Since the financial crisis broke out in late 2008, authorities have also moved to restrict migration to Moscow, by far the country’s richest city. Its new mayor, Sergei Sobyanin, himself from Siberia, has also said he plans to address the issue.
In the meeting Tuesday, Putin said the government should tighten up its migration policy, namely a Soviet-era rule that requires foreigners to register in a city if they are there for more than three days. Currently, the law is weakly enforced, becoming an issue only if a visitor is stopped by police.
In Moscow, the tension has subsided but not disappeared. On Wednesday night, police upped their patrols of suburban trains following rumors that that was the next place ultra-nationalists would strike.
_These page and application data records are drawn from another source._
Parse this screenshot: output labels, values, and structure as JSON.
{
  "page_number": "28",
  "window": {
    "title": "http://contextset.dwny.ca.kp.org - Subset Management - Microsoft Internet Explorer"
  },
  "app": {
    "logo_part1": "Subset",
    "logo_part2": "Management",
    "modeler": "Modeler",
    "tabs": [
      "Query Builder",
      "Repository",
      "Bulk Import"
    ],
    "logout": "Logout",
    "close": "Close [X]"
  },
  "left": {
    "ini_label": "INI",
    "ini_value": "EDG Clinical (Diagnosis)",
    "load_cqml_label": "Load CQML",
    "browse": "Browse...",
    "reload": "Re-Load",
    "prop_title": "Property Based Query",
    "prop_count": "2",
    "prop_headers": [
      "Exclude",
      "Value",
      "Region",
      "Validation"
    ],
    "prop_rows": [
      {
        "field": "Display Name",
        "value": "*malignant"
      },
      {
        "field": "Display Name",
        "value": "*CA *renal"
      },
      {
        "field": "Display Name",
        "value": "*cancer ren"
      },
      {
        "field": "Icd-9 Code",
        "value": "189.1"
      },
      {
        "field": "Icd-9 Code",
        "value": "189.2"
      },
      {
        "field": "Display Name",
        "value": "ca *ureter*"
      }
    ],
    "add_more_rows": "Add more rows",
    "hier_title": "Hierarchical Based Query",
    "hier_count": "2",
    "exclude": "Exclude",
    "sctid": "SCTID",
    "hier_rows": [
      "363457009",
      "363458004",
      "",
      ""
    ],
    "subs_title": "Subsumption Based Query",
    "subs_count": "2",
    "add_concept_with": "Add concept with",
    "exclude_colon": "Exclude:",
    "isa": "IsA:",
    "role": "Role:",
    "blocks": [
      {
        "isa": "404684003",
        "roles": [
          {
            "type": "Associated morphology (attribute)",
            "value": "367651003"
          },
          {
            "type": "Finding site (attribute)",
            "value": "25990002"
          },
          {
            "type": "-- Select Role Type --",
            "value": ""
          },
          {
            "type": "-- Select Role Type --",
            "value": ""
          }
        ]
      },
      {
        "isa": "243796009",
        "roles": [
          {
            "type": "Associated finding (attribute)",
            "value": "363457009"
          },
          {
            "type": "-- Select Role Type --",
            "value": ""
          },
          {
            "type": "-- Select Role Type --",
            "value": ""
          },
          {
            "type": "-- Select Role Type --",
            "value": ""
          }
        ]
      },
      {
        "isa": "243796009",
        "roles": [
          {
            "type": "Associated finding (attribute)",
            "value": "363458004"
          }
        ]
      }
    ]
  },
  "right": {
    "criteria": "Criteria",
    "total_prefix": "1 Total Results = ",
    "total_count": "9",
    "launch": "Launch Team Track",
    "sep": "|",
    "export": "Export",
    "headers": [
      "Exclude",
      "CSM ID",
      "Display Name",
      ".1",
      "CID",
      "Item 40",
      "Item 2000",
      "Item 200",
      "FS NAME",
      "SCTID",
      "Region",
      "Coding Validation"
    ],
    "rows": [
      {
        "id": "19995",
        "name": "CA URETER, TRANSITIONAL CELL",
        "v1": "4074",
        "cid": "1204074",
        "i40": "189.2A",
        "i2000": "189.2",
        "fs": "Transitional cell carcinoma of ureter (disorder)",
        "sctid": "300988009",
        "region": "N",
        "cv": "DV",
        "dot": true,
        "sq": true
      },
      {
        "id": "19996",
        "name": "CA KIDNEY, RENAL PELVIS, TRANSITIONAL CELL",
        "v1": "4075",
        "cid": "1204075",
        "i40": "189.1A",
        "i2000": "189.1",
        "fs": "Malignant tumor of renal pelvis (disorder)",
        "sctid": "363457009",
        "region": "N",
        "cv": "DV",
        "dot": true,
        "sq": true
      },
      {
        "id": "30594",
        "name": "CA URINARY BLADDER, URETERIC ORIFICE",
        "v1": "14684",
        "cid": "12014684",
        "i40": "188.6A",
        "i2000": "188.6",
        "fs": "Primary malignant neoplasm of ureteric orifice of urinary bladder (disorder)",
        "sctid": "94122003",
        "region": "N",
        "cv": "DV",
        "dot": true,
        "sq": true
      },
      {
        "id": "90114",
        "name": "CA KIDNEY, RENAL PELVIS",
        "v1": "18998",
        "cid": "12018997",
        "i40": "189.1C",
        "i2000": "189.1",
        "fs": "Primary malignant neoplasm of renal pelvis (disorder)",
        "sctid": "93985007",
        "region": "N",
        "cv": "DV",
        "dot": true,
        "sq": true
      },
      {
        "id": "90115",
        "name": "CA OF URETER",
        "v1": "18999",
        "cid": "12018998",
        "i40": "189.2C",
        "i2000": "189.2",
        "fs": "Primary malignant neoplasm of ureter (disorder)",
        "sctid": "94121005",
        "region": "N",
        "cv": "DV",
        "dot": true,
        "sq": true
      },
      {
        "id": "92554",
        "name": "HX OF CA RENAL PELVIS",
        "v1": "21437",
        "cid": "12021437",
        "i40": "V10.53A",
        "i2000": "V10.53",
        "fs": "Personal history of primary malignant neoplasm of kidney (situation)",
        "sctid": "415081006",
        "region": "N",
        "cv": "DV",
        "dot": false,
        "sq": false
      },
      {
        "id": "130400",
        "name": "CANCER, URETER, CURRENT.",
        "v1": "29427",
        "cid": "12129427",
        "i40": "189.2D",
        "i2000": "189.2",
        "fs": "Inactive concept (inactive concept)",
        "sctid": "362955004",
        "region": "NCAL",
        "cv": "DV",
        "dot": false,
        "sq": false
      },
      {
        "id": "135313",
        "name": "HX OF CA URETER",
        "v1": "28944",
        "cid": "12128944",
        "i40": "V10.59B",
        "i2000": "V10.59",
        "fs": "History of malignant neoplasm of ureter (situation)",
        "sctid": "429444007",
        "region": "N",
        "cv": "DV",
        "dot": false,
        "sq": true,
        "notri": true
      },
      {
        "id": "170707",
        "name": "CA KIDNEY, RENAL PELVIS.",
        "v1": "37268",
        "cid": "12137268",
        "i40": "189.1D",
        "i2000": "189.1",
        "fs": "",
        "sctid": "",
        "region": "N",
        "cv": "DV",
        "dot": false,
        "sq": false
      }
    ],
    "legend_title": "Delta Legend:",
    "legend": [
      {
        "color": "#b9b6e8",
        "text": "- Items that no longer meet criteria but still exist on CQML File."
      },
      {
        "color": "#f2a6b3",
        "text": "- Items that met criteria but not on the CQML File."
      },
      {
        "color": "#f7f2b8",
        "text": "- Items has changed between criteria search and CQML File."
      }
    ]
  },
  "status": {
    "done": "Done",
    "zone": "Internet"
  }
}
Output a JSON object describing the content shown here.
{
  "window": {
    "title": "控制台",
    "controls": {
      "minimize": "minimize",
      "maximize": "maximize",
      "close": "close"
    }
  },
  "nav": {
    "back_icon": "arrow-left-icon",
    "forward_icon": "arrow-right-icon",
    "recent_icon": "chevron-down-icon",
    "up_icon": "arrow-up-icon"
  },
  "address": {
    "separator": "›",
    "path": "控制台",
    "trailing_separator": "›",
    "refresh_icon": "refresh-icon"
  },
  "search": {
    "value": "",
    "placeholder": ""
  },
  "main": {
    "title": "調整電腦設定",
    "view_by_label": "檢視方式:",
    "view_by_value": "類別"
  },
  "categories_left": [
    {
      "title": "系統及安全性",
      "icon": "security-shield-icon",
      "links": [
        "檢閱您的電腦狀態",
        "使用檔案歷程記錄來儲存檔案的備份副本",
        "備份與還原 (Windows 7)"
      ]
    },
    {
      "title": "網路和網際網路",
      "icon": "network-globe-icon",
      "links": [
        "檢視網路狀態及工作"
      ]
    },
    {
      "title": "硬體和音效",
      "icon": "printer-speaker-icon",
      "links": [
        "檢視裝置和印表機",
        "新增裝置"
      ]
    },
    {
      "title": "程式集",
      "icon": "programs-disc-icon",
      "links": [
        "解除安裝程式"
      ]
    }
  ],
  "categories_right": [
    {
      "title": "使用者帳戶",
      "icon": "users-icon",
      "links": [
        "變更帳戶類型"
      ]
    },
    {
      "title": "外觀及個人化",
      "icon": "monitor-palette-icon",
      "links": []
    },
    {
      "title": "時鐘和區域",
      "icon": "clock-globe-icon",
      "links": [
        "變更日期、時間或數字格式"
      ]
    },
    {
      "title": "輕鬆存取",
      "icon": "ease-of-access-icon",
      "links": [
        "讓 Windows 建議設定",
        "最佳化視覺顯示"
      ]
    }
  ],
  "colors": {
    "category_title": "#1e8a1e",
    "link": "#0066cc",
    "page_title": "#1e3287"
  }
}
Valyaev, of Russky Obraz, predicted further violence on New Year’s Eve.
Amid all that, Moscow’s police chief came out Wednesday to say that non-Muscovites were to blame for 70 percent of all crimes committed in the city — a sentiment often echoed by residents.
“All these problems are more difficult to solve compared with a time when a much tougher registration system was in place," he said, echoing Putin’s comments on toughening migration rules.
Calling for national unity while singling out a part of the Russian population as “other” has become standard, creating or reinforcing fissures in Russia’s troubled society.
As Putin noted on Tuesday: “We used to have immunity against nationalism and xenophobia, but it looks as if this immunity is beginning to weaken.”